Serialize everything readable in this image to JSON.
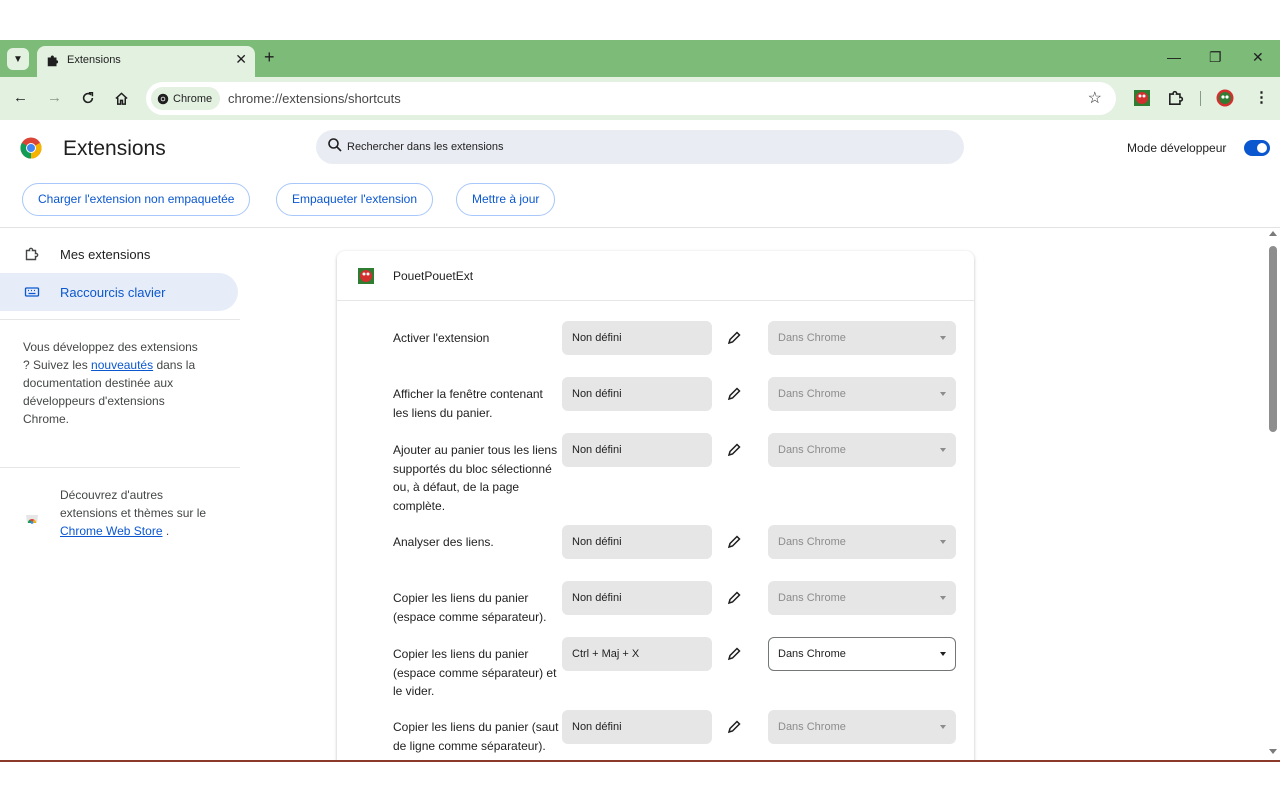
{
  "browser": {
    "tab_title": "Extensions",
    "chip_label": "Chrome",
    "url": "chrome://extensions/shortcuts",
    "theme_color": "#7dbb79"
  },
  "header": {
    "title": "Extensions",
    "search_placeholder": "Rechercher dans les extensions",
    "dev_mode_label": "Mode développeur",
    "dev_mode_on": true,
    "buttons": {
      "load_unpacked": "Charger l'extension non empaquetée",
      "pack": "Empaqueter l'extension",
      "update": "Mettre à jour"
    }
  },
  "sidebar": {
    "items": [
      {
        "label": "Mes extensions"
      },
      {
        "label": "Raccourcis clavier"
      }
    ],
    "dev_text_1": "Vous développez des extensions ? Suivez les ",
    "dev_link": "nouveautés",
    "dev_text_2": " dans la documentation destinée aux développeurs d'extensions Chrome.",
    "store_text_1": "Découvrez d'autres extensions et thèmes sur le ",
    "store_link": "Chrome Web Store",
    "store_text_2": " ."
  },
  "extension": {
    "name": "PouetPouetExt",
    "shortcuts": [
      {
        "label": "Activer l'extension",
        "shortcut": "Non défini",
        "scope": "Dans Chrome"
      },
      {
        "label": "Afficher la fenêtre contenant les liens du panier.",
        "shortcut": "Non défini",
        "scope": "Dans Chrome"
      },
      {
        "label": "Ajouter au panier tous les liens supportés du bloc sélectionné ou, à défaut, de la page complète.",
        "shortcut": "Non défini",
        "scope": "Dans Chrome"
      },
      {
        "label": "Analyser des liens.",
        "shortcut": "Non défini",
        "scope": "Dans Chrome"
      },
      {
        "label": "Copier les liens du panier (espace comme séparateur).",
        "shortcut": "Non défini",
        "scope": "Dans Chrome"
      },
      {
        "label": "Copier les liens du panier (espace comme séparateur) et le vider.",
        "shortcut": "Ctrl + Maj + X",
        "scope": "Dans Chrome"
      },
      {
        "label": "Copier les liens du panier (saut de ligne comme séparateur).",
        "shortcut": "Non défini",
        "scope": "Dans Chrome"
      }
    ]
  }
}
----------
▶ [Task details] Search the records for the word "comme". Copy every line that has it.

▶ [Result of the exercise]
        "label": "Copier les liens du panier (espace comme séparateur).",
        "label": "Copier les liens du panier (espace comme séparateur) et le vider.",
        "label": "Copier les liens du panier (saut de ligne comme séparateur).",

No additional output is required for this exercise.